Over the years Tanmen’s fishermen have become part of China’s power projection in the South China Sea, an unofficial but vital adjunct to the Chinese navy and coastguard. The biggest trawlers are organised into a maritime militia ready to fight a “people’s war” at sea. Though generally unarmed, they undergo training and take orders from the navy.

They are facts on the water, and have been involved in China’s growing aggression in the South China Sea. In 2012 boats from Tanmen were part of a navy-led operation to wrest control of Scarborough Shoal from the Philippines, chasing Philippine fishing vessels away. In 2014 they escorted a Chinese oil rig that was being towed provocatively into Vietnamese waters. On land, Vietnamese expressed their rage by ransacking factories they thought were Chinese-owned. At sea, boats from Tanmen rammed and sank one of the rickety Vietnamese vessels coming out to protest.

Mysteriously, though, the giant trawlers of the Tanmen militia are now rafted up, their crews sent home. Perhaps China is keen to lower tensions in the region….A policy introduced in January aims to cut the catch from China’s fishing fleet, the world’s largest, by a sixth, in the name of sustainability. That will hit Tanmen’s fishermen hard, making them less willing to defend China’s claims. Francis Drake would have understood: pirates are patriotic, but usually only when it pays.

Excerpts from Clamshell Phoneys, Economist, Mar. 25, 2017

Client States: China-Cambodia

China provides military aid to Cambodia:  uniforms, vehicles, loans to buy helicopters and a training facility in southern Cambodia. Between 2011 and 2015 Chinese firms funnelled nearly $5bn in loans and investment to Cambodia, accounting for around 70% of the total industrial investment in the country. Chinese firms run garment and food-processing factories and are also heavily involved in construction, mining, infrastructure and hydropower. Others hold at least 369,000 hectares of land concessions on which they grow sugar, rubber, paper and other crops.

The government is often willing to bend the rules for Chinese firms. One is developing a luxury resort inside a national park on the edges of Sihanoukville, the country’s main port. Another has won development rights over some 20% of Cambodia’s coastline. Human-rights groups allege that fishermen who had lived in the area for generations were summarily evicted, taken inland and told that they were now farmers.

Each side gets something out of the relationship. For Cambodia, the most obvious benefit is economic: it is poor and aid-dependent; Chinese money lets it buy and build things it could not otherwise afford. Phay Siphan, a government spokesman, said last year: “Without Chinese aid, we go nowhere.”  But there are also two strategic benefits. First, Cambodia uses China as a counterweight to Vietnam. Among ordinary Cambodians, anti-Vietnamese sentiment runs deep.   Cambodia also uses China as a hedge against the West. Chinese money comes with no strings attached, unlike most Western donations, which are often linked to the government’s conduct….

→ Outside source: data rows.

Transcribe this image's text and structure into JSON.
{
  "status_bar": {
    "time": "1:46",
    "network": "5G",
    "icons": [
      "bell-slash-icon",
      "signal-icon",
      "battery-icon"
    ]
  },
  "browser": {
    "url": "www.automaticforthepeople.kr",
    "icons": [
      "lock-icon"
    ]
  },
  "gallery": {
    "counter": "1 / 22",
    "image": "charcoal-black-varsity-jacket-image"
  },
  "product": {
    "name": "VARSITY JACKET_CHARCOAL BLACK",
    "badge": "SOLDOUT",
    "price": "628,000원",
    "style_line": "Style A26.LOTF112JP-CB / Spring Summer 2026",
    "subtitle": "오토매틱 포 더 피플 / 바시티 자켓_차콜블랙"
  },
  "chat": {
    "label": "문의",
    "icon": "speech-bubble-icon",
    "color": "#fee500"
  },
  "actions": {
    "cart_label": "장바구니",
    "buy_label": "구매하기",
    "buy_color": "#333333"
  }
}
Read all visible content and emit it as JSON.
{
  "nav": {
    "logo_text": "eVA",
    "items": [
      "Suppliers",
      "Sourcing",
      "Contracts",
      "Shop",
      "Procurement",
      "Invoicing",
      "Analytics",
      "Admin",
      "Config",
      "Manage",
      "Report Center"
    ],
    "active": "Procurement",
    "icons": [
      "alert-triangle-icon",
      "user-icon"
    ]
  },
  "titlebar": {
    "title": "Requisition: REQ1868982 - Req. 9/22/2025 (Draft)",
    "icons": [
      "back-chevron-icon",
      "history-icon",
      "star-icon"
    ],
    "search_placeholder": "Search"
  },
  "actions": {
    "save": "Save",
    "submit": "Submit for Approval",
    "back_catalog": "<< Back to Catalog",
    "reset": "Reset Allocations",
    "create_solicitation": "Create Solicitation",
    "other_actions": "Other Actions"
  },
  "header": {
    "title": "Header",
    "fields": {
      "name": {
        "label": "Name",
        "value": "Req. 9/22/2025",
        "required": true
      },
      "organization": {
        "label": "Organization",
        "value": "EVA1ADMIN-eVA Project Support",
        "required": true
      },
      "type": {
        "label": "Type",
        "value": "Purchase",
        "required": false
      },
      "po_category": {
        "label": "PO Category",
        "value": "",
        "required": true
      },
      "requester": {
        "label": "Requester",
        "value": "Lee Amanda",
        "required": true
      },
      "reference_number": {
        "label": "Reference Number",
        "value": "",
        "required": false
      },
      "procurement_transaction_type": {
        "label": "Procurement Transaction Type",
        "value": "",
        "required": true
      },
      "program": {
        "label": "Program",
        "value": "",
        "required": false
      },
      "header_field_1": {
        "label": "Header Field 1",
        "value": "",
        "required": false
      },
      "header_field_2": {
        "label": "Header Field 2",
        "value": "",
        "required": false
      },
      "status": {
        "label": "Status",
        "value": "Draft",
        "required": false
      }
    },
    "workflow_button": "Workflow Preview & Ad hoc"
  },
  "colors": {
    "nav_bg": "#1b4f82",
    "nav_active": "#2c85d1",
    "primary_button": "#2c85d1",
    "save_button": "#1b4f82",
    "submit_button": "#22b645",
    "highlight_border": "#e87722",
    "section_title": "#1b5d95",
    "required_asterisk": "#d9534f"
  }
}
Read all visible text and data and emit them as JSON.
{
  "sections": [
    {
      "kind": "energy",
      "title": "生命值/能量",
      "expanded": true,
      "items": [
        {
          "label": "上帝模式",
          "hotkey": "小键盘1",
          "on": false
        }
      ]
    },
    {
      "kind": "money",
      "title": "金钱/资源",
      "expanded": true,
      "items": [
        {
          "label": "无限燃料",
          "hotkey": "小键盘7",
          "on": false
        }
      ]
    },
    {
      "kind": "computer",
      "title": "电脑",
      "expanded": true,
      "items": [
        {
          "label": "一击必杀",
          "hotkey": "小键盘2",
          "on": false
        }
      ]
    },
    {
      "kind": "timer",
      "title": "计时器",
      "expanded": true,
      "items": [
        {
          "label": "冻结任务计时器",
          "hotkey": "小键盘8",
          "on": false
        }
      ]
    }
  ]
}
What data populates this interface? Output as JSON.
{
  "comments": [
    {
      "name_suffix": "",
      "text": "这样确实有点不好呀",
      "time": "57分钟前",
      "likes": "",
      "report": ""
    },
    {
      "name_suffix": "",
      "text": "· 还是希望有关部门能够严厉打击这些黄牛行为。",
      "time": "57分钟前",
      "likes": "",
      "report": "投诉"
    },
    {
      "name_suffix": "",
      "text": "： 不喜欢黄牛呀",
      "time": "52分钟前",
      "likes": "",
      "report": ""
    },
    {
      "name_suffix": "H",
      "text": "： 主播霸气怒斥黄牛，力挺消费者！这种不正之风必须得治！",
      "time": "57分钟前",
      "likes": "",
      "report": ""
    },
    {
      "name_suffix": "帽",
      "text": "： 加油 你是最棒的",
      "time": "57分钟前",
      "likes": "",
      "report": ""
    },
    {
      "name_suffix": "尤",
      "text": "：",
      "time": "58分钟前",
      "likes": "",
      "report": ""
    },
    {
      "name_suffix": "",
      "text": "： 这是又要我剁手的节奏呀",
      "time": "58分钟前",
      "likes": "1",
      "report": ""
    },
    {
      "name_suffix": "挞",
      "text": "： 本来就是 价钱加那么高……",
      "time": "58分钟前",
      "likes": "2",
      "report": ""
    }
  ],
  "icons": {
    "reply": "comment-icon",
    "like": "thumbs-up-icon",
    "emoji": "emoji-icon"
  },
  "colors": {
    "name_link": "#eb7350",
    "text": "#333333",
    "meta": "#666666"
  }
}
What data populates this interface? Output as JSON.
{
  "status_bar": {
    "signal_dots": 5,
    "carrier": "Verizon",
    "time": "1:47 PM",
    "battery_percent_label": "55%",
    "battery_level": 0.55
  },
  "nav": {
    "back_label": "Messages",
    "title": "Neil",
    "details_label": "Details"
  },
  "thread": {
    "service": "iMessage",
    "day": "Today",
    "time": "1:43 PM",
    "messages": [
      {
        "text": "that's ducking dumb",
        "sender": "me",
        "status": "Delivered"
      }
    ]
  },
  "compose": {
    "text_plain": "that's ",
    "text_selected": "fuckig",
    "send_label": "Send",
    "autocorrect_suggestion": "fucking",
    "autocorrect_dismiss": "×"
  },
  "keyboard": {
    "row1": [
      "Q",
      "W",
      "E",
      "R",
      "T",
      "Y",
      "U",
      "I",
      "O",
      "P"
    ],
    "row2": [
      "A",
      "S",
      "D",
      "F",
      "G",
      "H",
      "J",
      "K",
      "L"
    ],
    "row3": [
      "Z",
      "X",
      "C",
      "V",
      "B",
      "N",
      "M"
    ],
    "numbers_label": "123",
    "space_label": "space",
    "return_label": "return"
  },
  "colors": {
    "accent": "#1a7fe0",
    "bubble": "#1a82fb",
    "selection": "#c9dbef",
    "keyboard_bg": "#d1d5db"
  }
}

As for China, it gets a proxy within the ten-country Association of South-East Asian Nations (ASEAN). Cambodia has repeatedly blocked ASEAN from making statements that criticise China’s expansive territorial claims in the South China Sea, even though they conflict with those of several other ASEAN members. In 2016, less than a week after Cambodia endorsed China’s stance that competing maritime claims should be solved bilaterally, China gave Cambodia an aid package worth around $600m.

China also seems to be eroding America’s clout in the region.  ASEAN’s long-standing complaint, that Chinese influence on Cambodia hinders regional unity, is growing moot: over the South China Sea, at least, that unity appears to have disintegrated anyway. The Philippines, which took China to an international tribunal over its maritime claims, has reversed course. Its new president, Rodrigo Duterte, expresses contempt for America and affection for China. Vietnam, China’s other main adversary in the sea, recently pledged to resolve its maritime dispute bilaterally. Nobody yet knows what America’s policy on the South China Sea will be under Donald Trump, but increasingly it looks as if Cambodia has picked the winning side.

Excerpts, Chinese Influence in South-East Asia: The Giant’s Client,  Economist, Jan. 21, 2017